The name Colossae may simply mean Hangout For Herders, and have arisen from some initial outpost where herders could enjoy a moment of repose (comparable to Shechem, as mentioned in Genesis 37:12). It also appears to reflect the idea of a group of Places Of Prevention, which immediately directs our attention to what in the Hebrew world was called a City of Refuge. All Hebrew law was based on reciprocation, of which the principle of "an eye for an eye" is probably the most familiar (Exodus 21:24), but which also forms the basis of the Great Command to "treat others the way you want to be treated", which sums up the entire Law and Prophets (Matthew 7:12), as well as all the preservation laws of modern thermodynamics (preservation of energy, momentum, baryon number, and so on).

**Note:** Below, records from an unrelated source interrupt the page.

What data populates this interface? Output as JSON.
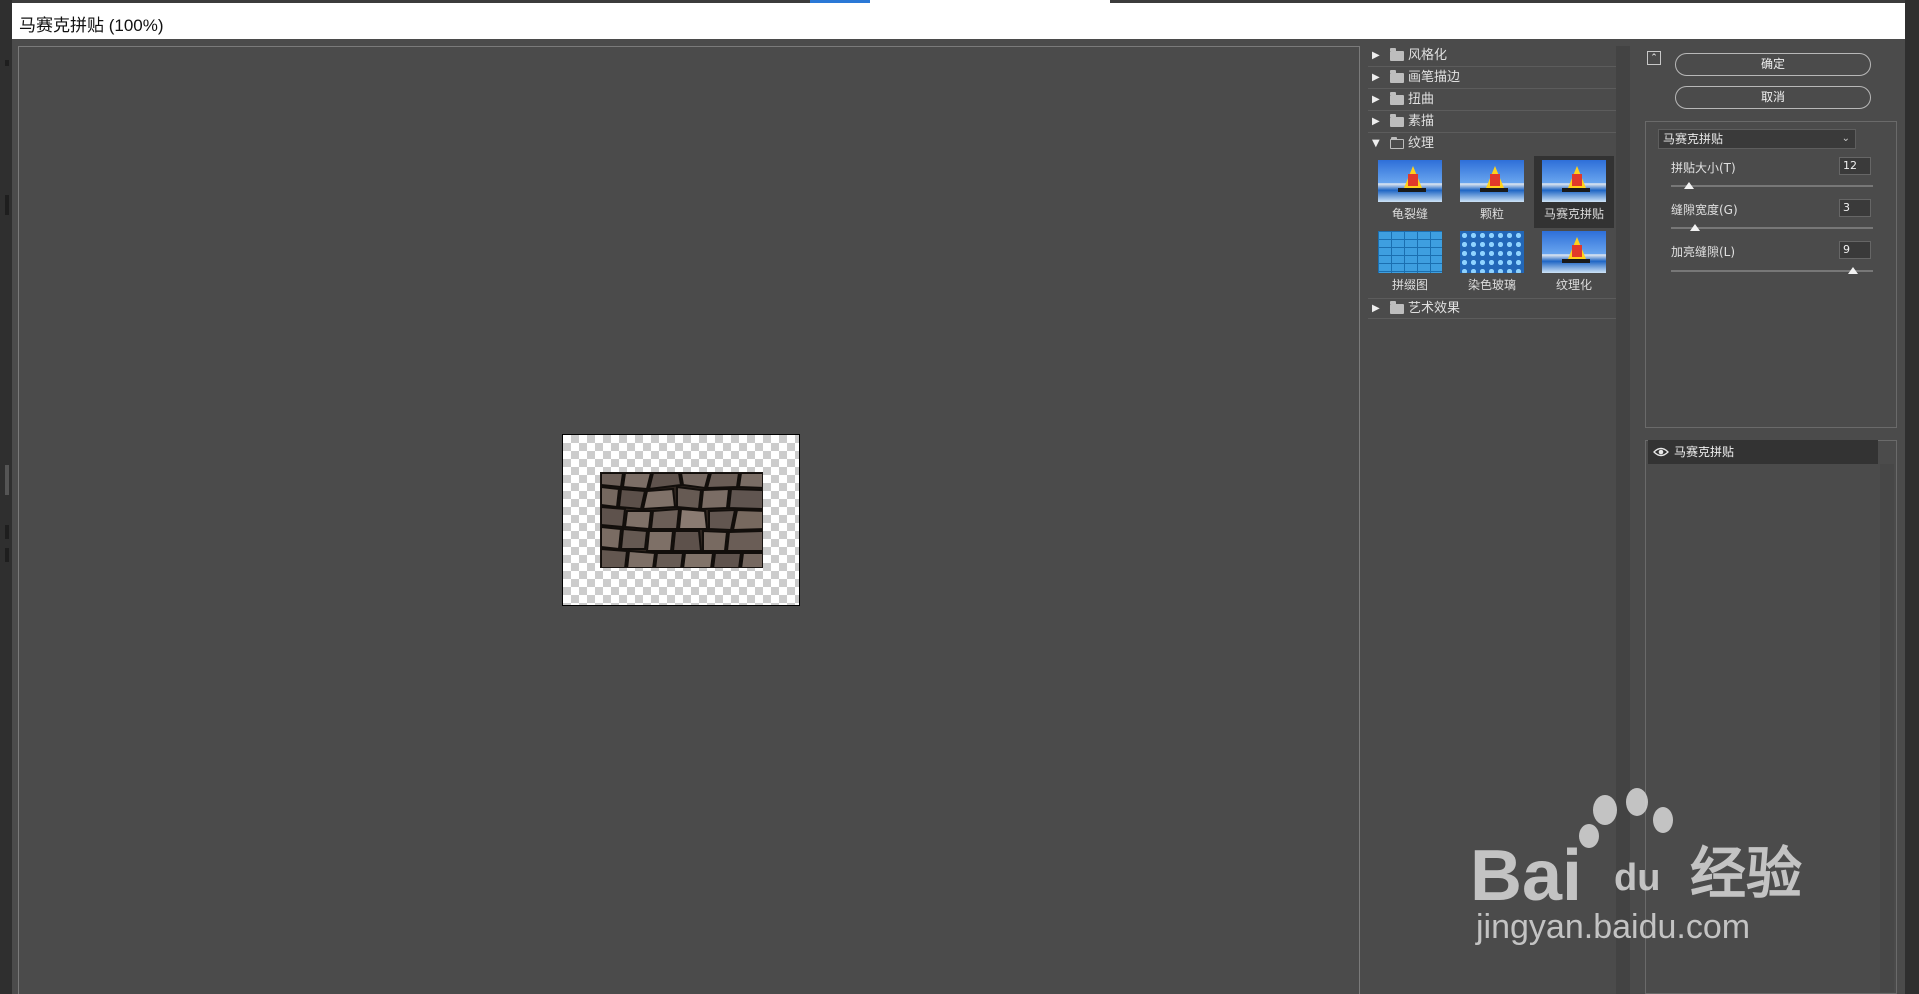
{
  "window": {
    "title": "马赛克拼贴 (100%)"
  },
  "gallery": {
    "categories_top": [
      {
        "label": "风格化",
        "expanded": false
      },
      {
        "label": "画笔描边",
        "expanded": false
      },
      {
        "label": "扭曲",
        "expanded": false
      },
      {
        "label": "素描",
        "expanded": false
      },
      {
        "label": "纹理",
        "expanded": true
      }
    ],
    "texture_filters": [
      {
        "label": "龟裂缝",
        "selected": false
      },
      {
        "label": "颗粒",
        "selected": false
      },
      {
        "label": "马赛克拼贴",
        "selected": true
      },
      {
        "label": "拼缀图",
        "selected": false
      },
      {
        "label": "染色玻璃",
        "selected": false
      },
      {
        "label": "纹理化",
        "selected": false
      }
    ],
    "categories_bottom": [
      {
        "label": "艺术效果",
        "expanded": false
      }
    ]
  },
  "buttons": {
    "ok": "确定",
    "cancel": "取消"
  },
  "settings": {
    "filter_select": "马赛克拼贴",
    "params": [
      {
        "label": "拼贴大小(T)",
        "value": "12",
        "fraction": 0.09
      },
      {
        "label": "缝隙宽度(G)",
        "value": "3",
        "fraction": 0.12
      },
      {
        "label": "加亮缝隙(L)",
        "value": "9",
        "fraction": 0.9
      }
    ]
  },
  "layers": {
    "items": [
      {
        "label": "马赛克拼贴",
        "visible": true
      }
    ]
  },
  "watermark": {
    "brand": "Bai",
    "brand_du": "du",
    "suffix": "经验",
    "url": "jingyan.baidu.com"
  },
  "colors": {
    "panel_bg": "#4b4b4b",
    "selected_bg": "#323232",
    "accent_blue": "#2a78d6"
  }
}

When social contracts became more complex, the "eye for an eye" principle was adapted relatively straightforward, with stronger and milder reciprocations for willful and involuntarily inflicted damage. But the problem arose with establishing the penalty for involuntary manslaughter. Willful murder was to be reciprocated by summary execution (by the community, through stoning; Genesis 9:6, Exodus 21:12), but involuntary manslaughter could hardly be rectified by an accidental execution.

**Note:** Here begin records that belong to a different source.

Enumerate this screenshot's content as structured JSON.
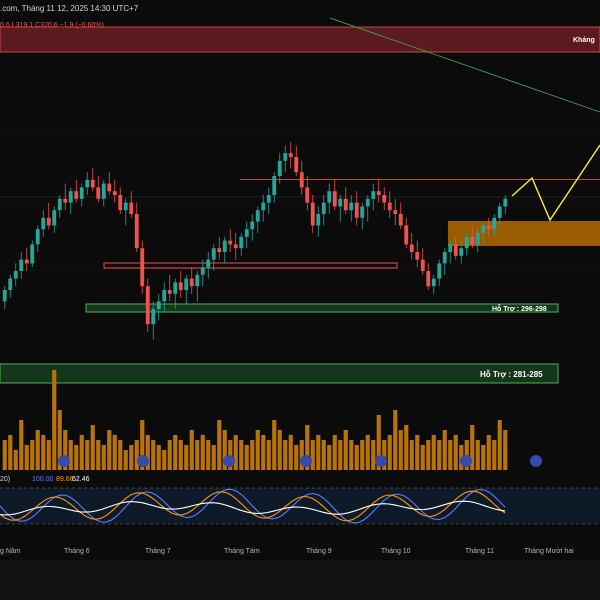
{
  "header": {
    "title": ".com, Tháng 11 12, 2025 14:30 UTC+7",
    "ohlc_text": "0.6  L319.1  C320.6  −1.9 (−0.60%)"
  },
  "zones": {
    "resistance_label": "Kháng",
    "support1_label": "Hỗ Trợ : 296-298",
    "support2_label": "Hỗ Trợ : 281-285"
  },
  "indicator": {
    "label_prefix": "20)",
    "values": [
      "100.00",
      "89.66",
      "62.46"
    ],
    "value_colors": [
      "#5b7cff",
      "#ff9800",
      "#ffffff"
    ]
  },
  "xaxis": {
    "labels": [
      "g Năm",
      "Tháng 6",
      "Tháng 7",
      "Tháng Tám",
      "Tháng 9",
      "Tháng 10",
      "Tháng 11",
      "Tháng Mười hai"
    ]
  },
  "colors": {
    "up": "#26a69a",
    "down": "#ef5350",
    "resistance_zone": "#5a1a20",
    "support_zone": "#4caf50",
    "orange_zone": "#b36b00",
    "projection": "#ffeb3b",
    "trendline": "#4caf50",
    "volume": "#b8730a"
  },
  "chart_data": {
    "type": "candlestick",
    "x_labels": [
      "g Năm",
      "Tháng 6",
      "Tháng 7",
      "Tháng Tám",
      "Tháng 9",
      "Tháng 10",
      "Tháng 11",
      "Tháng Mười hai"
    ],
    "price_range": [
      270,
      345
    ],
    "candles": [
      [
        292,
        296,
        290,
        295
      ],
      [
        295,
        299,
        293,
        298
      ],
      [
        298,
        302,
        296,
        300
      ],
      [
        300,
        305,
        298,
        303
      ],
      [
        303,
        306,
        300,
        302
      ],
      [
        302,
        308,
        301,
        307
      ],
      [
        307,
        312,
        305,
        311
      ],
      [
        311,
        316,
        309,
        314
      ],
      [
        314,
        318,
        311,
        312
      ],
      [
        312,
        317,
        310,
        316
      ],
      [
        316,
        320,
        314,
        319
      ],
      [
        319,
        323,
        316,
        318
      ],
      [
        318,
        322,
        315,
        321
      ],
      [
        321,
        324,
        318,
        319
      ],
      [
        319,
        323,
        317,
        322
      ],
      [
        322,
        326,
        320,
        324
      ],
      [
        324,
        327,
        321,
        322
      ],
      [
        322,
        325,
        318,
        319
      ],
      [
        319,
        324,
        317,
        323
      ],
      [
        323,
        326,
        320,
        321
      ],
      [
        321,
        324,
        318,
        320
      ],
      [
        320,
        322,
        315,
        316
      ],
      [
        316,
        319,
        312,
        318
      ],
      [
        318,
        321,
        314,
        315
      ],
      [
        315,
        318,
        305,
        306
      ],
      [
        306,
        308,
        294,
        296
      ],
      [
        296,
        298,
        284,
        286
      ],
      [
        286,
        292,
        282,
        290
      ],
      [
        290,
        294,
        287,
        292
      ],
      [
        292,
        297,
        289,
        295
      ],
      [
        295,
        299,
        292,
        294
      ],
      [
        294,
        298,
        290,
        297
      ],
      [
        297,
        300,
        293,
        295
      ],
      [
        295,
        299,
        291,
        298
      ],
      [
        298,
        301,
        294,
        296
      ],
      [
        296,
        300,
        292,
        299
      ],
      [
        299,
        303,
        296,
        301
      ],
      [
        301,
        305,
        298,
        303
      ],
      [
        303,
        307,
        300,
        306
      ],
      [
        306,
        309,
        303,
        305
      ],
      [
        305,
        309,
        302,
        308
      ],
      [
        308,
        311,
        305,
        307
      ],
      [
        307,
        310,
        303,
        306
      ],
      [
        306,
        310,
        304,
        309
      ],
      [
        309,
        313,
        306,
        311
      ],
      [
        311,
        315,
        308,
        313
      ],
      [
        313,
        317,
        310,
        316
      ],
      [
        316,
        320,
        313,
        318
      ],
      [
        318,
        322,
        315,
        320
      ],
      [
        320,
        326,
        318,
        325
      ],
      [
        325,
        331,
        323,
        329
      ],
      [
        329,
        333,
        326,
        331
      ],
      [
        331,
        334,
        327,
        330
      ],
      [
        330,
        333,
        325,
        326
      ],
      [
        326,
        329,
        320,
        322
      ],
      [
        322,
        325,
        316,
        318
      ],
      [
        318,
        320,
        310,
        312
      ],
      [
        312,
        317,
        309,
        315
      ],
      [
        315,
        320,
        312,
        318
      ],
      [
        318,
        323,
        315,
        321
      ],
      [
        321,
        324,
        316,
        317
      ],
      [
        317,
        320,
        313,
        319
      ],
      [
        319,
        322,
        315,
        316
      ],
      [
        316,
        320,
        313,
        318
      ],
      [
        318,
        321,
        312,
        314
      ],
      [
        314,
        318,
        311,
        317
      ],
      [
        317,
        320,
        313,
        319
      ],
      [
        319,
        323,
        316,
        321
      ],
      [
        321,
        324,
        318,
        320
      ],
      [
        320,
        322,
        316,
        318
      ],
      [
        318,
        321,
        314,
        316
      ],
      [
        316,
        319,
        312,
        315
      ],
      [
        315,
        318,
        311,
        312
      ],
      [
        312,
        314,
        306,
        307
      ],
      [
        307,
        310,
        303,
        305
      ],
      [
        305,
        308,
        301,
        303
      ],
      [
        303,
        306,
        299,
        300
      ],
      [
        300,
        302,
        295,
        296
      ],
      [
        296,
        299,
        294,
        298
      ],
      [
        298,
        303,
        296,
        302
      ],
      [
        302,
        306,
        299,
        305
      ],
      [
        305,
        308,
        302,
        307
      ],
      [
        307,
        309,
        303,
        304
      ],
      [
        304,
        308,
        302,
        306
      ],
      [
        306,
        310,
        304,
        309
      ],
      [
        309,
        312,
        306,
        307
      ],
      [
        307,
        311,
        305,
        310
      ],
      [
        310,
        313,
        307,
        312
      ],
      [
        312,
        314,
        309,
        311
      ],
      [
        311,
        315,
        309,
        314
      ],
      [
        314,
        318,
        312,
        317
      ],
      [
        317,
        320,
        315,
        319
      ]
    ],
    "volume": [
      0.3,
      0.35,
      0.2,
      0.5,
      0.25,
      0.3,
      0.4,
      0.35,
      0.3,
      1.0,
      0.6,
      0.4,
      0.3,
      0.25,
      0.35,
      0.3,
      0.45,
      0.3,
      0.25,
      0.4,
      0.35,
      0.3,
      0.2,
      0.25,
      0.3,
      0.5,
      0.35,
      0.3,
      0.25,
      0.2,
      0.3,
      0.35,
      0.3,
      0.25,
      0.4,
      0.3,
      0.35,
      0.3,
      0.25,
      0.5,
      0.4,
      0.3,
      0.35,
      0.3,
      0.25,
      0.3,
      0.4,
      0.35,
      0.3,
      0.5,
      0.4,
      0.3,
      0.35,
      0.25,
      0.3,
      0.45,
      0.3,
      0.35,
      0.3,
      0.25,
      0.35,
      0.3,
      0.4,
      0.3,
      0.25,
      0.3,
      0.35,
      0.3,
      0.55,
      0.3,
      0.35,
      0.6,
      0.4,
      0.45,
      0.3,
      0.35,
      0.25,
      0.3,
      0.35,
      0.3,
      0.4,
      0.3,
      0.35,
      0.25,
      0.3,
      0.45,
      0.3,
      0.25,
      0.35,
      0.3,
      0.5,
      0.4
    ],
    "zones": [
      {
        "name": "Kháng",
        "from": 339,
        "to": 344
      },
      {
        "name": "Hỗ Trợ : 296-298",
        "from": 296,
        "to": 298
      },
      {
        "name": "Hỗ Trợ : 281-285",
        "from": 281,
        "to": 285
      }
    ],
    "indicator_values": [
      100.0,
      89.66,
      62.46
    ]
  }
}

And so, involuntary manslayers were to flee to specifically assigned Cities of Refuge (Numbers 35:11). The Hebrew word for City of Refuge is מקלט (miqlat), from the verb קלט (qalat), to be stunted, cut short or held back, which is obviously not unlike our verb κωλυω (koluo), to prevent or restrain:

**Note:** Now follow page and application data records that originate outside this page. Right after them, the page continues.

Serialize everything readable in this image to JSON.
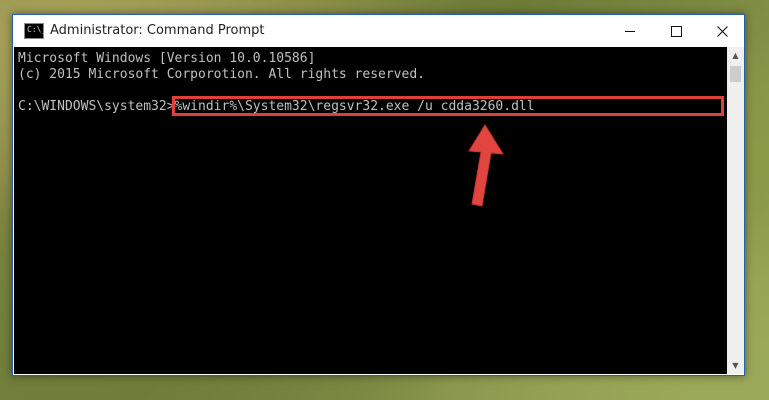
{
  "window": {
    "title": "Administrator: Command Prompt",
    "icon_text": "C:\\_"
  },
  "console": {
    "lines": [
      "Microsoft Windows [Version 10.0.10586]",
      "(c) 2015 Microsoft Corporotion. All rights reserved.",
      "",
      "C:\\WINDOWS\\system32>%windir%\\System32\\regsvr32.exe /u cdda3260.dll"
    ]
  },
  "colors": {
    "highlight": "#e0403a",
    "console_bg": "#000000",
    "console_text": "#c0c0c0"
  },
  "icons": {
    "minimize": "minimize-icon",
    "maximize": "maximize-icon",
    "close": "close-icon",
    "annotation": "red-arrow-icon"
  }
}
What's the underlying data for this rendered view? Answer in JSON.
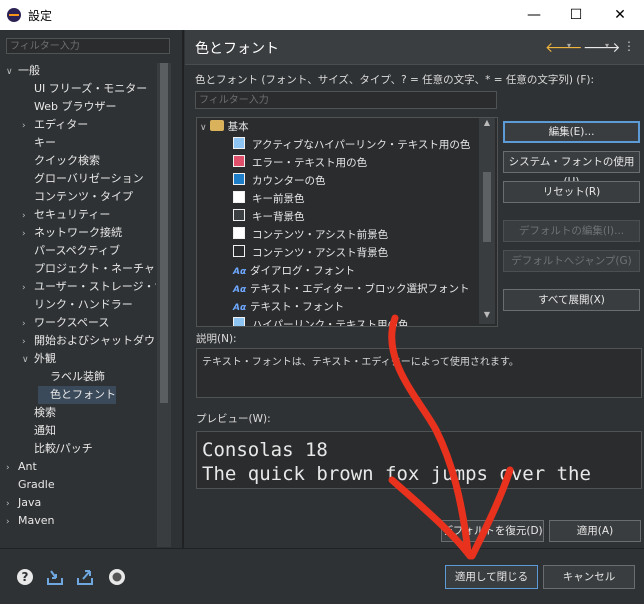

The verb קלט (qalat) means to be stunted, cut short or held back. Noun מקלט (miqlat) describes the kind of city that was reserved for accidental man-slayers. These cities are usually called cities of refuge but that's a misnomer. They were holding pens for folks whose fatal blunders were not curbed by the regime of the incumbent high priest.
A willful murderer was himself murdered in order to purge Israel from murderous rage, and the purpose of the Cities of Short-Cutting was to purge Israel from irresponsible carelessness. The cities of short-cutting were peopled by Levites, who certainly outnumbered the causers of deadly accidents. That means that the cities of short-cutting were rather correction and rehabilitation centers. They were places of learning much rather than places of refuge.
Here at Abarim Publications we surmise that the celebrated Hellenistic culture could emerge only because the Hellenes first absorbed the Semitic alphabet and some key ideas on how to gradually draw a stable complex society from the chaotic dust clouds that still hovered over the arena of the Bronze Age Collapse. The idea of the City of Refuge never seems to have made the transition into the Greek world, but the Phrygians may very well have embraced it.
In Hebrew, masculinity reflects a tendency toward individuality (which is why God, who is One, is a He), whereas femininity reflects the tendency toward collectivity (which is why mankind, who is many, is a She). The name Colossae is a plural feminine, possibly to reflect the larger system of multiple cities of refuge. But like the singular city of Athens that emerged as focal point from the many Athenai, so Colossae may have arisen as singular embodiment of the original multi-centered societal facility. The name means City Of Refuge, or somewhat more elaborate Capital Of The Social System That Includes Cities of Refuge (compare Luke 23:43 to Colossians 1:19-22, 2:12-15, 3:1-17).